    Rail/Intermodal (Chicago, Dallas, Kansas City…)
    Trucking
    Scope-based
    International
    Regional
    Urban distribution
    Functional classification
    FTZ/ Bonded/ Export processing
    Single commodity logistics parks (food, electronics, chemicals…)
    Special services (Haz Mat; Bulk distribution; Temp-controlled…)
    9
  • 10. Success factors:Operational Advantages
    Transportation:
    Economies of scope (I/B – O/B; containers)
    Economies of scale (capacity utilization; larger conveyances; direct LTL)
    Economies of density
    Economies of frequency
    Resource sharing
    Transportation capacity; warehouse space; equipment
    Changing providers
    Expansion capabilities
    10
  • 11. Example: and
    11
  • 12. Success factors:Natural Environment - Geography
    Singapore
    Holland
    Zaragoza
    Memphis
    Panama
    Chicago
    12
  • 13. Independent, business-oriented management
    Tax advantages (FTZ, tax deferments, bilateral trade agreements)
    Other investments, educational institutions, business development
    Support for cluster-wide IT applications
    Success factors:Government and Regulations
    • Exporting a 20’ container takes:
    • 14. In Kazakhastan: 93 days

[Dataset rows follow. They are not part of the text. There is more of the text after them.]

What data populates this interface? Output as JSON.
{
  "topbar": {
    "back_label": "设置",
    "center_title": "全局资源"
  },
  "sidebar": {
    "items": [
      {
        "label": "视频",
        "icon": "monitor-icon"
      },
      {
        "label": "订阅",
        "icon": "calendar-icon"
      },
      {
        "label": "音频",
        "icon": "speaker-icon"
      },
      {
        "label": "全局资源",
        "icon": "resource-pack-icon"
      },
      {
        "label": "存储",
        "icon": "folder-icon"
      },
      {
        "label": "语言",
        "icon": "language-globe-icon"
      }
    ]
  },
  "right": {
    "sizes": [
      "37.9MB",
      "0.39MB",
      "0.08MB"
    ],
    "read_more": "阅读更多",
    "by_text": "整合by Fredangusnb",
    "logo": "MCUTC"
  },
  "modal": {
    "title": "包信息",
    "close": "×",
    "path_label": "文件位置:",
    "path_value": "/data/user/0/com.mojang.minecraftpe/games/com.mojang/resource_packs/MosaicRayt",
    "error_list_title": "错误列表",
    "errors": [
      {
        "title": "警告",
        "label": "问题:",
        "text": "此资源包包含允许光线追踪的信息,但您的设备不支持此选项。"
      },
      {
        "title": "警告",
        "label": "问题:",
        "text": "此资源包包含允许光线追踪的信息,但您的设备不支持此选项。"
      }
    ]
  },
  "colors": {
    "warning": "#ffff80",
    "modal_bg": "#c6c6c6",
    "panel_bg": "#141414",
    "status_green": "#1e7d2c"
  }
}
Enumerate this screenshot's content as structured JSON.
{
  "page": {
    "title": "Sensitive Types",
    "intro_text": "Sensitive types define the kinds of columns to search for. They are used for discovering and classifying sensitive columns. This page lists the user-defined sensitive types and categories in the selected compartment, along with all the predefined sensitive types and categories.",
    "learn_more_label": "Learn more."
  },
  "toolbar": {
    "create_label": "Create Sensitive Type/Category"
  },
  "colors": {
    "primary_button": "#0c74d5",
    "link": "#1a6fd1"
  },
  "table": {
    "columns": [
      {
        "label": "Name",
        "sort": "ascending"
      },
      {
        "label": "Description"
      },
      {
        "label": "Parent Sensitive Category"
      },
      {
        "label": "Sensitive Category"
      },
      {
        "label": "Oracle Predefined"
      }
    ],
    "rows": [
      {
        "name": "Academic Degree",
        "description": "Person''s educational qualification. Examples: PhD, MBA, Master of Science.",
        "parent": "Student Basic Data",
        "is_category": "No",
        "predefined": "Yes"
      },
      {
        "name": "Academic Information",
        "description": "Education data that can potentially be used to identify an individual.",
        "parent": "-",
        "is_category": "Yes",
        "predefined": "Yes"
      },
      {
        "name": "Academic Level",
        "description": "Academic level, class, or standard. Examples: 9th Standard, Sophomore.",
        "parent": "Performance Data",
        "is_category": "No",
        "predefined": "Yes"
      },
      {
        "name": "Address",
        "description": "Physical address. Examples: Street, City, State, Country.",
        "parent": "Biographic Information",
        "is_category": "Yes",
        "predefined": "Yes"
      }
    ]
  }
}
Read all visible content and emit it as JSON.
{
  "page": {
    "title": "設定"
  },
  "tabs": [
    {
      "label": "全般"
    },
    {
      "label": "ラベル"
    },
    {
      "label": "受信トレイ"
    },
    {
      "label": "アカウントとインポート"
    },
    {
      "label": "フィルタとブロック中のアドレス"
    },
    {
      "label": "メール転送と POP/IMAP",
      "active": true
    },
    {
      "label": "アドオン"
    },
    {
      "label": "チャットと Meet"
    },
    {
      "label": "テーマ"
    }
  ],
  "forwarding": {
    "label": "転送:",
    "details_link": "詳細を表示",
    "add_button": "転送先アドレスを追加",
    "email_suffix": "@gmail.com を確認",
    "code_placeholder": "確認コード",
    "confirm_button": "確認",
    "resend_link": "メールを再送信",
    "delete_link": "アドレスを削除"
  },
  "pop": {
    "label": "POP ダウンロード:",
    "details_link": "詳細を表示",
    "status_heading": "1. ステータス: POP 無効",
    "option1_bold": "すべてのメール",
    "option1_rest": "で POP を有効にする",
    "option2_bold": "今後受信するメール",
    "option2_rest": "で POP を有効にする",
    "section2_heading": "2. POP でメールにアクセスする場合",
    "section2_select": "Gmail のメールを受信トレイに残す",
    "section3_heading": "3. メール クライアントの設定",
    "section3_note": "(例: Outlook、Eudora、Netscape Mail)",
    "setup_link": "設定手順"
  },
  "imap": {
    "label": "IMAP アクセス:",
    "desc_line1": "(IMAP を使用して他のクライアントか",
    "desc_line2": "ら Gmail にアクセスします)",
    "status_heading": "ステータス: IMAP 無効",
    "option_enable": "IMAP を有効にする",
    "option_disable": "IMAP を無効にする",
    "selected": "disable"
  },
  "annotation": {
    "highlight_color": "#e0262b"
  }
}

    • 15. In Mali: 67 days
    • 16. In Sweden: 6 days
    • 17. A typical export transaction requires:
    • 18. In Democratic Republic of Congo: 42 approval signatures
    • 19. In Nigeria: 39 approval signatures
    • 20. In Australia, Austria, Canada: 2 approval signatures
    • 21. In Germany: 1 approval signature
    13
  • 22. Independent, business-oriented management
    Tax advantages (FTZ, tax deferments, bilateral trade agreements)
    Other investments, educational institutions, business development
    Support for cluster-wide IT applications
    Success factors:Government and Regulations
    World Bank’s Logistics Performance Index
    14
  • 23. Value Added Activities
    Postponement/customization
    Return and repair
    Outsourcing
    Medical “rental”
    Related competencies
    Logistics clusters enable new multi-company offerings and operations
    15
  • 24. Impact -
    31.2 Million ft2 of distribution space (by 2008)
    28,000 jobs were created in the park (in addition to the 1,710 construction jobs)
    63,388 indirect jobs
    total economic impact from 1990 through 2008 at $36.4 Billion
    Investment: $387 million from public sources
    Return:11% though 2008; 19% of current trends continue
    16
  • 25. ?
    Thank you
    ?
    ?
    ?
    ?
    Yossi Sheffi
    SHEFFI@MIT.EDU
    17